- From the fourth ventricle, the CSF passes into the central canal of the spinal cord and into the interpeduncular and quadrigeminal subarachnoid cisterns.
- The CSF then reaches the subarachnoid space of the brain and spinal cord, circulating through them.
- Finally, the CSF is reabsorbed into the dural venous sinuses by diffusing through the subarachnoid granulations in the cranial subarachnoid space.
Epidural hemorrhage is a rare condition caused by the rupture of one of the meningeal vessels. Usually, the source of bleeding is the middle meningeal artery, or rarely, one of the dural venous sinuses. Epidural bleeding usually occurs due to a fracture of the parieto-temporal region of the skull which often causes a rupture of the aforementioned blood vessels. The hemorrhage separates the periosteal dura mater from the skull, forming the epidural hematoma between the calvaria and dura mater.
The epidural bleeding usually affects the younger population, since with age, the periosteal dura gets more firmly attached to the diploë. The epidural hematoma is diagnosed with CT, on which it is seen as a biconvex hyperdense formation. The biconvex form is usually caused by a firm attachment of the dura to the cranial sutures, limiting the bleeding. If treated surgically and on time, the individual usually recovers fully within a couple of days.
Subdural hemorrhage refers to the process of collecting the blood within the subdural space, between the dura and arachnoid mater. It is usually caused by a traumatic injury to the head and rupture of the bridging veins that connect the superficial veins of the brain with the dural venous sinuses. The subdural hematoma is usually located in the convexities of the skull. They are usually diagnosed by head CT, in which they are seen as high-density crescent shaped formations. Subdural hematoma are divided into acute and chronic, depending on the timeframe of their formation.
- Acute subdural hematoma is mostly caused by a strong force that rips the bridging veins, has progressive growth and is often associated with underlying brain injury. If it’s compressing the brain it is surgically treated by evacuation. Small asymptomatic cases, however, may be managed expectantly.

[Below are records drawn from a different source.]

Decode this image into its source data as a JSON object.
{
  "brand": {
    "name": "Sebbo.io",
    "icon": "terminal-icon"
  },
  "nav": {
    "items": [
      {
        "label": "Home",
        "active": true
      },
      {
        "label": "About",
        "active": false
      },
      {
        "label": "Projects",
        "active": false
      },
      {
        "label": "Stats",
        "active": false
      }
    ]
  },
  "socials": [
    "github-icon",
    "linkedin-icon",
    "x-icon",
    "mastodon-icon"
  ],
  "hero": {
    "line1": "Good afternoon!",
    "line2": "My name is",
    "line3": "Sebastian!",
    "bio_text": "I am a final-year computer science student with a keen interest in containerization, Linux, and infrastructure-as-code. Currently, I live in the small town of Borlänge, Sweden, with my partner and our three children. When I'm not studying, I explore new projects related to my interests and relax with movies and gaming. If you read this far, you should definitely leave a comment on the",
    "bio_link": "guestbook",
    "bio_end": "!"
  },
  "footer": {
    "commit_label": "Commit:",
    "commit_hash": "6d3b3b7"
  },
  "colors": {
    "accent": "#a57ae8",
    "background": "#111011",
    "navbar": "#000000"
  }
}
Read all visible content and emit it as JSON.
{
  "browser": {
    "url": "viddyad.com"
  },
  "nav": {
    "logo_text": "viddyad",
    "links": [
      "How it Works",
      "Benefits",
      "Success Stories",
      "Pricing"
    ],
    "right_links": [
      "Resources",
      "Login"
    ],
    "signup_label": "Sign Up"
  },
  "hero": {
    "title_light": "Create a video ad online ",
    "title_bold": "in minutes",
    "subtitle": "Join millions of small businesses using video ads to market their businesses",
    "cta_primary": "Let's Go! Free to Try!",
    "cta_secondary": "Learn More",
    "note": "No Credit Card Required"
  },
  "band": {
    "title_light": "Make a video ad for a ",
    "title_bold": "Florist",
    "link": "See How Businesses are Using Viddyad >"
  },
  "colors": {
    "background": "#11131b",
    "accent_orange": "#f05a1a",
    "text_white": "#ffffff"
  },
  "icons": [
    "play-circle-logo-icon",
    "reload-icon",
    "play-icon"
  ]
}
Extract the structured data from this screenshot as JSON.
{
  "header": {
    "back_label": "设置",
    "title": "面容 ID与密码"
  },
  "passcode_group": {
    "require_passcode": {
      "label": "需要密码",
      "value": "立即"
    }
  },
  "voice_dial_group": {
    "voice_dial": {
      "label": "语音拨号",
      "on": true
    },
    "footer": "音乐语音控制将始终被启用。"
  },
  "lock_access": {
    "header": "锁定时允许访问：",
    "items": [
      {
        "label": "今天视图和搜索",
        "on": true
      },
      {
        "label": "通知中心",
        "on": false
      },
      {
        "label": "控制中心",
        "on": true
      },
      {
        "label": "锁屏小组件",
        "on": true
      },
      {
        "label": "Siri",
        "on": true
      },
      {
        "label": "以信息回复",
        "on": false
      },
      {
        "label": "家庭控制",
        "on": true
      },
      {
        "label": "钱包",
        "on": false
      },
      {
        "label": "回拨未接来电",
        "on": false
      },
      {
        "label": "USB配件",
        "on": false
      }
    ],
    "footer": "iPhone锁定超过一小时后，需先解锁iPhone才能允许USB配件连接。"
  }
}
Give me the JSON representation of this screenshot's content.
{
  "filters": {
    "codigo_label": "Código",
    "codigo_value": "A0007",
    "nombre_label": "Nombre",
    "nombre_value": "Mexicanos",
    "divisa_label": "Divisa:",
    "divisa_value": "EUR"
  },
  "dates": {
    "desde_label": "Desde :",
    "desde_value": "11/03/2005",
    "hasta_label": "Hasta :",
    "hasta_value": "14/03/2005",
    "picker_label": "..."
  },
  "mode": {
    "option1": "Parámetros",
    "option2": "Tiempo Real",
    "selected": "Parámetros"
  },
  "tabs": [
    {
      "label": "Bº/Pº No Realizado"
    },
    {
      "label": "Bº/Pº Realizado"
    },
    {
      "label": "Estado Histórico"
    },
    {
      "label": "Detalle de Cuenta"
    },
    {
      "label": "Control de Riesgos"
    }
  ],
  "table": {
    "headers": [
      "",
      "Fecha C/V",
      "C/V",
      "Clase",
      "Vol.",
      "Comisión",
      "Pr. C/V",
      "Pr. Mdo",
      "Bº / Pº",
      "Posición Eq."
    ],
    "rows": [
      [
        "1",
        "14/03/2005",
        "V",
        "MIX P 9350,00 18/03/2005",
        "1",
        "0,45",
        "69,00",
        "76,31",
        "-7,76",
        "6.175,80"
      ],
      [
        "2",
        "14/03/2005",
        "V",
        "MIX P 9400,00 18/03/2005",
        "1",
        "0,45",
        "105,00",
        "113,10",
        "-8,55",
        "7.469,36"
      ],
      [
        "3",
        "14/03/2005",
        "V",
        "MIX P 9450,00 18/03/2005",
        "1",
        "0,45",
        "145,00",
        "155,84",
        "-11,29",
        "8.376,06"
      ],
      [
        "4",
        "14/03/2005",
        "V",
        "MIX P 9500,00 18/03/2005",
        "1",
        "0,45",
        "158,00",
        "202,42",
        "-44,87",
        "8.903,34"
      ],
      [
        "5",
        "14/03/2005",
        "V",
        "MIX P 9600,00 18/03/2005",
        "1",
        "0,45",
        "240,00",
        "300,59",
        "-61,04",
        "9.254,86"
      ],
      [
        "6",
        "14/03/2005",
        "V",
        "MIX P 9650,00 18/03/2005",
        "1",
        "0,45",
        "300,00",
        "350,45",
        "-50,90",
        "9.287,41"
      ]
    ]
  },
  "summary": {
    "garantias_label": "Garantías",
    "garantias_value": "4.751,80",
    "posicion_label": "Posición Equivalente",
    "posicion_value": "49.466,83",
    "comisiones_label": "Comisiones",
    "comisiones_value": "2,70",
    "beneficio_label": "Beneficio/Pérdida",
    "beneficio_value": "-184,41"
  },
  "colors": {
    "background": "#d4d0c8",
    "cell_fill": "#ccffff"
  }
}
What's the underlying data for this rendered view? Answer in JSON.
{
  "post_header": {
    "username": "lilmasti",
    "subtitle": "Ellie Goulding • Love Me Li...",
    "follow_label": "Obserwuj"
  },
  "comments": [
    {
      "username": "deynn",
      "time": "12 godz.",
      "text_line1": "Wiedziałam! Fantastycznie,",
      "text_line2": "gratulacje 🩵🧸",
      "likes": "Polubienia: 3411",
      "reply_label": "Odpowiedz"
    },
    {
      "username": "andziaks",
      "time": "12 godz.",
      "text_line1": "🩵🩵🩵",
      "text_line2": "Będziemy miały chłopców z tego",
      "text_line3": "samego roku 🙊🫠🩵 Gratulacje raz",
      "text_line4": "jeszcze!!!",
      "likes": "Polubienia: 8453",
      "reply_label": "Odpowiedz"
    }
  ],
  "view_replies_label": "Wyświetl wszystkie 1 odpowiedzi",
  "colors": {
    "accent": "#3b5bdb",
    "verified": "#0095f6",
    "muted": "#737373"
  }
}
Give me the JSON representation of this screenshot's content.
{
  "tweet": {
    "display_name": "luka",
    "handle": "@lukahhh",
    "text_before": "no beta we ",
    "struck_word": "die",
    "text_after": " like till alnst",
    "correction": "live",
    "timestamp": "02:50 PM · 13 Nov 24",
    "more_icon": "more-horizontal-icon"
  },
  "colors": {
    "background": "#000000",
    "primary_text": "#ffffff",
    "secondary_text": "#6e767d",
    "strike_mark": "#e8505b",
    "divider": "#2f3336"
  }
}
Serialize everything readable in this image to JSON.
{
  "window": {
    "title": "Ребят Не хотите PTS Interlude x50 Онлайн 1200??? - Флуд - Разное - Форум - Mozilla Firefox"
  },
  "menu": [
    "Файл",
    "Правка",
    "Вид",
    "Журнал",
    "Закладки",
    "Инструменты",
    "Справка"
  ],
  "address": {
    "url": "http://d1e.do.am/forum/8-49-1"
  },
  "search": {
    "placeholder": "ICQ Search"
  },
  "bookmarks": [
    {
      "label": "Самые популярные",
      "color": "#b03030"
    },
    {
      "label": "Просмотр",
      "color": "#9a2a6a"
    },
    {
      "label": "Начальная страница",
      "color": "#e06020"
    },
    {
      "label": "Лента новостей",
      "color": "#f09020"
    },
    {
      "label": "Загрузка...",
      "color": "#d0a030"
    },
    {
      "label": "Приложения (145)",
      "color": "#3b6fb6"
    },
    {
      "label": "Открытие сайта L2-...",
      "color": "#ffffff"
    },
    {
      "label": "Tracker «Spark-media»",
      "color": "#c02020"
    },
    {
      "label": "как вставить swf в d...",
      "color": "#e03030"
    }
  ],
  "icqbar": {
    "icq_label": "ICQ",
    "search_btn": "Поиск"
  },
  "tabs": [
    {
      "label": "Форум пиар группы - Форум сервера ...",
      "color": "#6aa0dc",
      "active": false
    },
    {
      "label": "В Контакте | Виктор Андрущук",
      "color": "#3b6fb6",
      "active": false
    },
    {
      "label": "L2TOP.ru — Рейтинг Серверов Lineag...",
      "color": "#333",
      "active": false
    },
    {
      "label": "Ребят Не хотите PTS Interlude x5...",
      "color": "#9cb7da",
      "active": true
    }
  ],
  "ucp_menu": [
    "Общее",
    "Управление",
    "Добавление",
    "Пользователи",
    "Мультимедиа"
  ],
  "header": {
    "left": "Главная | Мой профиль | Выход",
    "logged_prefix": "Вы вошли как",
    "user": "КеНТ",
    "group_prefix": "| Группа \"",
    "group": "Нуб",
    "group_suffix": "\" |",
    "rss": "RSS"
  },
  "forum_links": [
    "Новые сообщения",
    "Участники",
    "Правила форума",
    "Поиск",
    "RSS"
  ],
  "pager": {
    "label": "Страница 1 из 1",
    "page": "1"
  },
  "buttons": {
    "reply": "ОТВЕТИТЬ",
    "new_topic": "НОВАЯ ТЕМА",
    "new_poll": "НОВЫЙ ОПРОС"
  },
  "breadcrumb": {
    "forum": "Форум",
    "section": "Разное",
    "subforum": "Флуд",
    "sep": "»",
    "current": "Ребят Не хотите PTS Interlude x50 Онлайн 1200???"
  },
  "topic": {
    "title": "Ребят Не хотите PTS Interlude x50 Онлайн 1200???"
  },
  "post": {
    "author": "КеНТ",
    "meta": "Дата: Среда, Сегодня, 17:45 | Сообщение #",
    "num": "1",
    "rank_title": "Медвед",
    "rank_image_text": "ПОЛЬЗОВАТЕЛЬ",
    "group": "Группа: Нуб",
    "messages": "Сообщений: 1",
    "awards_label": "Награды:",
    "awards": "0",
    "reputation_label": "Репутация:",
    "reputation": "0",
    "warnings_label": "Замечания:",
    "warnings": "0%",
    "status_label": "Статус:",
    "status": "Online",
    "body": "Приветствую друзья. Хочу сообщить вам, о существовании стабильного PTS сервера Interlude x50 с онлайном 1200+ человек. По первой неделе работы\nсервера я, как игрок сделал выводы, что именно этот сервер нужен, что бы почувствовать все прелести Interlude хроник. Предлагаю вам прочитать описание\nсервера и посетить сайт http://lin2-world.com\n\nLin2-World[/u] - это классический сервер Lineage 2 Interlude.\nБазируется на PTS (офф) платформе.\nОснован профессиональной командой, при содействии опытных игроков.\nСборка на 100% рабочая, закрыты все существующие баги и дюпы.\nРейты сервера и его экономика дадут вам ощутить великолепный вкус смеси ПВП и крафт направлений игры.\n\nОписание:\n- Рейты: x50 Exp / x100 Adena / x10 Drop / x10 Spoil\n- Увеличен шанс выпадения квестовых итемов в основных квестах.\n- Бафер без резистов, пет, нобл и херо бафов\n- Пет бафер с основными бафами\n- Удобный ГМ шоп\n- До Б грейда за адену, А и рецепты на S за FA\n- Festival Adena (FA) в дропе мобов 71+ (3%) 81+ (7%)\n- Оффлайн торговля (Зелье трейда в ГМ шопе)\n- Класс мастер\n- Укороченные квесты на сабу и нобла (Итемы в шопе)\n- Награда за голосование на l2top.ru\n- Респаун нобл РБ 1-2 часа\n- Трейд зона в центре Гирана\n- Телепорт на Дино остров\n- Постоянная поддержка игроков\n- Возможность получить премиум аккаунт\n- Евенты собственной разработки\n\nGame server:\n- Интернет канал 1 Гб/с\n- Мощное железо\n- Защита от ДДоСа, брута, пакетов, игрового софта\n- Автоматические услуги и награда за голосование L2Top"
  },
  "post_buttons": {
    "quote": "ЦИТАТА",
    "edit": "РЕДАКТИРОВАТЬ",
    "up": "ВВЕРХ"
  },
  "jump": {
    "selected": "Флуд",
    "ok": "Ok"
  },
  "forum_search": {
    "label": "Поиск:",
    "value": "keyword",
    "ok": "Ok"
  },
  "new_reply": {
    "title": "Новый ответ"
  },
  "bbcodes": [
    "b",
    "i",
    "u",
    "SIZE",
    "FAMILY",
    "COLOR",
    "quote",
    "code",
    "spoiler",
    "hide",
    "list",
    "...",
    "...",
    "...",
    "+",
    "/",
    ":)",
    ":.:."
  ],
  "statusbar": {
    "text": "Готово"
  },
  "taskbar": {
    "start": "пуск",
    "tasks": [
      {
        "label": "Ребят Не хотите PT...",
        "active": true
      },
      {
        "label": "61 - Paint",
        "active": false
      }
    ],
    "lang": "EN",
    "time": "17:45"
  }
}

- Chronic subdural hematoma can result from even an insignificant or weak trauma of the head. It usually occurs in the elderly. Other risk factors are alcohol abuse, seizures, CSF shunts, coagulopathies and patients at risk for falls (e.g. hemiparesis from a stroke). The patients frequently don’t even remember any trauma that might have caused the subdural bleeding, as it usually happens during falls which they don’t perceive as significant.The chronic subdural bleeding and the formation of the hematoma is quite slow. The symptoms appear only once the hematoma reaches a critical size so it starts pressing the underlying brain tissue. The chronic subdural bleeding is diagnosed usually with a CT, on which it is seen as a crescent-shaped formation with a fibrous capsule. The treatment is the same as for the acute subdural hematoma, i.e. neurosurgical procedure.
Subarachnoid hemorrhage (SAH) is the most common post-traumatic bleeding. Note that it can also be non-traumatic, related to the rupture of an intracranial aneurysm or arterial malformation.
The key symptom of this condition is a sudden onset of a headache which patients describe as the worst they’ve ever had in their life. Other symptoms include deterioration of consciousness (confusion, stupor or even coma) and positive meningeal signs. It is diagnosed with Angio-CT, classical angiography, or lumbar puncture. The treatment is oriented towards three key principles;
- Support of vital functions - breathing and heart rate.
- Treating the cause of bleeding - neurosurgical closing of the ruptured blood vessel.
- Avoiding vasospasm due to the degradation of the blood and reflexive vasoconstriction.